Summer Motorcycle Travel Tips

I often see three dangerous patterns when cars interact with a long line of bikes. One scenario is when a car driver wants to get onto a four-lane highway. Though the driver should wait until the bikes have passed, he rarely does. What usually happens is the driver tries to blend into a small gap in the bikes, which, most times, is the two-second safety gap the bike riders are leaving for themselves. And though this is annoying for bike riders, it’s in our best interest to make a large opening in our line so the car can enter safely. And since the driver doesn’t want to be in the middle of a pack of bikes any more than we want him there, the car will move into the next lane as soon as possible. The same goes for when a car wants to get off at an exit.

Another dangerous scenario occurs when a long line of bikes is traveling on a curvy two-lane back road. Though we’re cruising along at a nice pace and enjoying the scenery, cars usually want to go faster and pass us. However, since the road is curvy, the driver doesn’t always have a good place to do this. As riders, we figure he’s just going to have to wait, but that’s not the way some drivers see it. To him, we’re pains in the ass that are going too slow and blocking him. After waiting for awhile, the driver may make a dangerous move to get around us. Sure, he’s in the wrong, but if another car does come around the curve towards us before he has a chance to pass the entire line, do you think he’s going to hit the other car head-on? No way! He’s going to move into the line of bikes whether there’s room for him or not. The smarter way is to open up a large space for the cars to enter our ranks every few bikes or so. This way, cars can pass us easily and go away, leaving us to safely enjoy our cruise through the countryside.

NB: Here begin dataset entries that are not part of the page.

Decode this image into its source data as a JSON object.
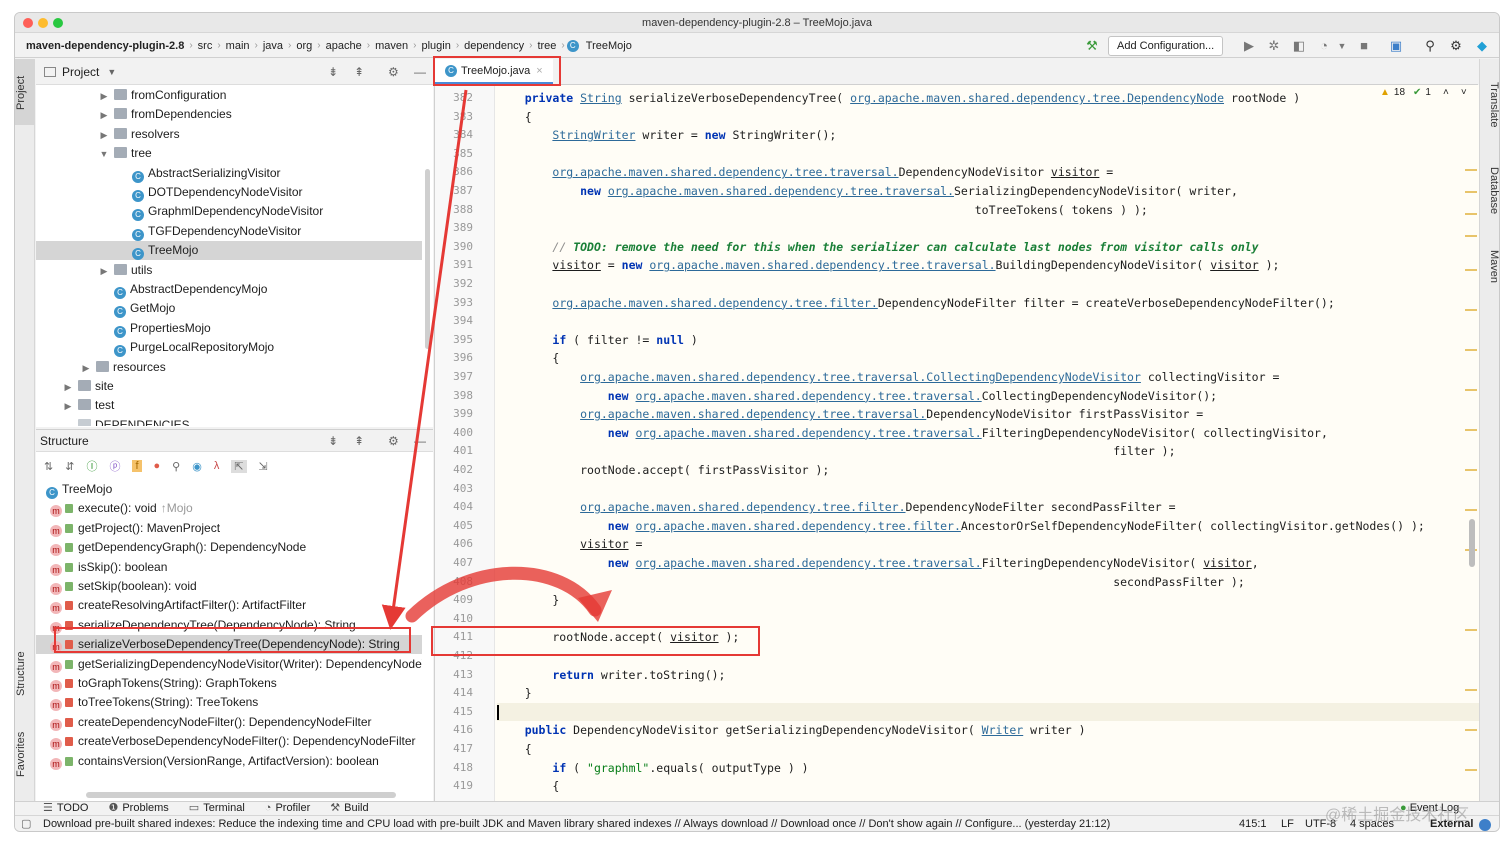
{
  "window": {
    "title": "maven-dependency-plugin-2.8 – TreeMojo.java"
  },
  "breadcrumbs": [
    "maven-dependency-plugin-2.8",
    "src",
    "main",
    "java",
    "org",
    "apache",
    "maven",
    "plugin",
    "dependency",
    "tree",
    "TreeMojo"
  ],
  "toolbar": {
    "add_config": "Add Configuration..."
  },
  "left_tool_tabs": {
    "project": "Project",
    "structure": "Structure",
    "favorites": "Favorites"
  },
  "right_tool_tabs": {
    "translate": "Translate",
    "database": "Database",
    "maven": "Maven"
  },
  "project_panel": {
    "title": "Project",
    "items": [
      {
        "label": "fromConfiguration",
        "type": "folder",
        "indent": 1,
        "arrow": "▶"
      },
      {
        "label": "fromDependencies",
        "type": "folder",
        "indent": 1,
        "arrow": "▶"
      },
      {
        "label": "resolvers",
        "type": "folder",
        "indent": 1,
        "arrow": "▶"
      },
      {
        "label": "tree",
        "type": "folder",
        "indent": 1,
        "arrow": "▼"
      },
      {
        "label": "AbstractSerializingVisitor",
        "type": "class",
        "indent": 2
      },
      {
        "label": "DOTDependencyNodeVisitor",
        "type": "class",
        "indent": 2
      },
      {
        "label": "GraphmlDependencyNodeVisitor",
        "type": "class",
        "indent": 2
      },
      {
        "label": "TGFDependencyNodeVisitor",
        "type": "class",
        "indent": 2
      },
      {
        "label": "TreeMojo",
        "type": "class",
        "indent": 2,
        "selected": true
      },
      {
        "label": "utils",
        "type": "folder",
        "indent": 1,
        "arrow": "▶"
      },
      {
        "label": "AbstractDependencyMojo",
        "type": "class",
        "indent": 1
      },
      {
        "label": "GetMojo",
        "type": "class",
        "indent": 1
      },
      {
        "label": "PropertiesMojo",
        "type": "class",
        "indent": 1
      },
      {
        "label": "PurgeLocalRepositoryMojo",
        "type": "class",
        "indent": 1
      },
      {
        "label": "resources",
        "type": "folder",
        "indent": 0,
        "arrow": "▶"
      },
      {
        "label": "site",
        "type": "folder",
        "indent": -1,
        "arrow": "▶"
      },
      {
        "label": "test",
        "type": "folder",
        "indent": -1,
        "arrow": "▶"
      },
      {
        "label": "DEPENDENCIES",
        "type": "file",
        "indent": -1
      }
    ]
  },
  "structure_panel": {
    "title": "Structure",
    "root": "TreeMojo",
    "items": [
      {
        "label": "execute(): void",
        "suffix": "↑Mojo",
        "access": "public"
      },
      {
        "label": "getProject(): MavenProject",
        "access": "public"
      },
      {
        "label": "getDependencyGraph(): DependencyNode",
        "access": "public"
      },
      {
        "label": "isSkip(): boolean",
        "access": "public"
      },
      {
        "label": "setSkip(boolean): void",
        "access": "public"
      },
      {
        "label": "createResolvingArtifactFilter(): ArtifactFilter",
        "access": "private"
      },
      {
        "label": "serializeDependencyTree(DependencyNode): String",
        "access": "private"
      },
      {
        "label": "serializeVerboseDependencyTree(DependencyNode): String",
        "access": "private",
        "selected": true
      },
      {
        "label": "getSerializingDependencyNodeVisitor(Writer): DependencyNodeVisitor",
        "access": "public"
      },
      {
        "label": "toGraphTokens(String): GraphTokens",
        "access": "private"
      },
      {
        "label": "toTreeTokens(String): TreeTokens",
        "access": "private"
      },
      {
        "label": "createDependencyNodeFilter(): DependencyNodeFilter",
        "access": "private"
      },
      {
        "label": "createVerboseDependencyNodeFilter(): DependencyNodeFilter",
        "access": "private"
      },
      {
        "label": "containsVersion(VersionRange, ArtifactVersion): boolean",
        "access": "public"
      }
    ]
  },
  "editor": {
    "tab": "TreeMojo.java",
    "warnings": "18",
    "checks": "1",
    "lines": [
      {
        "n": "382",
        "html": "    <span class='kw'>private</span> <span class='pkg'>String</span> serializeVerboseDependencyTree( <span class='pkg'>org.apache.maven.shared.dependency.tree.DependencyNode</span> rootNode )"
      },
      {
        "n": "383",
        "html": "    {"
      },
      {
        "n": "384",
        "html": "        <span class='pkg'>StringWriter</span> writer = <span class='kw'>new</span> StringWriter();"
      },
      {
        "n": "385",
        "html": ""
      },
      {
        "n": "386",
        "html": "        <span class='pkg'>org.apache.maven.shared.dependency.tree.traversal.</span>DependencyNodeVisitor <span style='text-decoration:underline'>visitor</span> ="
      },
      {
        "n": "387",
        "html": "            <span class='kw'>new</span> <span class='pkg'>org.apache.maven.shared.dependency.tree.traversal.</span>SerializingDependencyNodeVisitor( writer,"
      },
      {
        "n": "388",
        "html": "                                                                     toTreeTokens( tokens ) );"
      },
      {
        "n": "389",
        "html": ""
      },
      {
        "n": "390",
        "html": "        <span class='cm'>// </span><span class='todo'>TODO: remove the need for this when the serializer can calculate last nodes from visitor calls only</span>"
      },
      {
        "n": "391",
        "html": "        <span style='text-decoration:underline'>visitor</span> = <span class='kw'>new</span> <span class='pkg'>org.apache.maven.shared.dependency.tree.traversal.</span>BuildingDependencyNodeVisitor( <span style='text-decoration:underline'>visitor</span> );"
      },
      {
        "n": "392",
        "html": ""
      },
      {
        "n": "393",
        "html": "        <span class='pkg'>org.apache.maven.shared.dependency.tree.filter.</span>DependencyNodeFilter filter = createVerboseDependencyNodeFilter();"
      },
      {
        "n": "394",
        "html": ""
      },
      {
        "n": "395",
        "html": "        <span class='kw'>if</span> ( filter != <span class='kw'>null</span> )"
      },
      {
        "n": "396",
        "html": "        {"
      },
      {
        "n": "397",
        "html": "            <span class='pkg'>org.apache.maven.shared.dependency.tree.traversal.CollectingDependencyNodeVisitor</span> collectingVisitor ="
      },
      {
        "n": "398",
        "html": "                <span class='kw'>new</span> <span class='pkg'>org.apache.maven.shared.dependency.tree.traversal.</span>CollectingDependencyNodeVisitor();"
      },
      {
        "n": "399",
        "html": "            <span class='pkg'>org.apache.maven.shared.dependency.tree.traversal.</span>DependencyNodeVisitor firstPassVisitor ="
      },
      {
        "n": "400",
        "html": "                <span class='kw'>new</span> <span class='pkg'>org.apache.maven.shared.dependency.tree.traversal.</span>FilteringDependencyNodeVisitor( collectingVisitor,"
      },
      {
        "n": "401",
        "html": "                                                                                         filter );"
      },
      {
        "n": "402",
        "html": "            rootNode.accept( firstPassVisitor );"
      },
      {
        "n": "403",
        "html": ""
      },
      {
        "n": "404",
        "html": "            <span class='pkg'>org.apache.maven.shared.dependency.tree.filter.</span>DependencyNodeFilter secondPassFilter ="
      },
      {
        "n": "405",
        "html": "                <span class='kw'>new</span> <span class='pkg'>org.apache.maven.shared.dependency.tree.filter.</span>AncestorOrSelfDependencyNodeFilter( collectingVisitor.getNodes() );"
      },
      {
        "n": "406",
        "html": "            <span style='text-decoration:underline'>visitor</span> ="
      },
      {
        "n": "407",
        "html": "                <span class='kw'>new</span> <span class='pkg'>org.apache.maven.shared.dependency.tree.traversal.</span>FilteringDependencyNodeVisitor( <span style='text-decoration:underline'>visitor</span>,"
      },
      {
        "n": "408",
        "html": "                                                                                         secondPassFilter );"
      },
      {
        "n": "409",
        "html": "        }"
      },
      {
        "n": "410",
        "html": ""
      },
      {
        "n": "411",
        "html": "        rootNode.accept( <span style='text-decoration:underline'>visitor</span> );"
      },
      {
        "n": "412",
        "html": ""
      },
      {
        "n": "413",
        "html": "        <span class='kw'>return</span> writer.toString();"
      },
      {
        "n": "414",
        "html": "    }"
      },
      {
        "n": "415",
        "html": ""
      },
      {
        "n": "416",
        "html": "    <span class='kw'>public</span> DependencyNodeVisitor getSerializingDependencyNodeVisitor( <span class='pkg'>Writer</span> writer )"
      },
      {
        "n": "417",
        "html": "    {"
      },
      {
        "n": "418",
        "html": "        <span class='kw'>if</span> ( <span class='str'>\"graphml\"</span>.equals( outputType ) )"
      },
      {
        "n": "419",
        "html": "        {"
      }
    ]
  },
  "bottom_tabs": [
    "TODO",
    "Problems",
    "Terminal",
    "Profiler",
    "Build"
  ],
  "event_log": "Event Log",
  "status": {
    "message": "Download pre-built shared indexes: Reduce the indexing time and CPU load with pre-built JDK and Maven library shared indexes // Always download // Download once // Don't show again // Configure... (yesterday 21:12)",
    "position": "415:1",
    "line_sep": "LF",
    "encoding": "UTF-8",
    "indent": "4 spaces",
    "branch": "External",
    "watermark": "@稀土掘金技术社区"
  }
}
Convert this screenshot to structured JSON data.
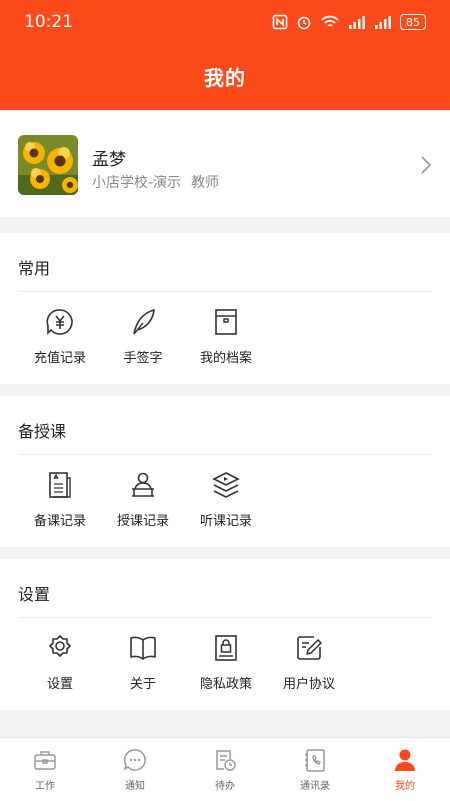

I sometimes see bike riders clogging the passing lane on the highway by going the speed limit or slower. This also makes car drivers nuts and rightly so. The far left lane is the passing lane, and it’s just as aggravating for others as it is for you when you’re the one behind the guy in the left lane going 55.

I know I’m going to get a flood of mail telling me how I’m wrong, how car drivers have to do this or that, how you don’t care what the car drivers think, etc. Fine, send them in. I don’t expect to change everyone’s mind; I just hope to share some road wisdom with those who want to make their ride safer and more enjoyable.

See you on the road.

Chris Maida
Editor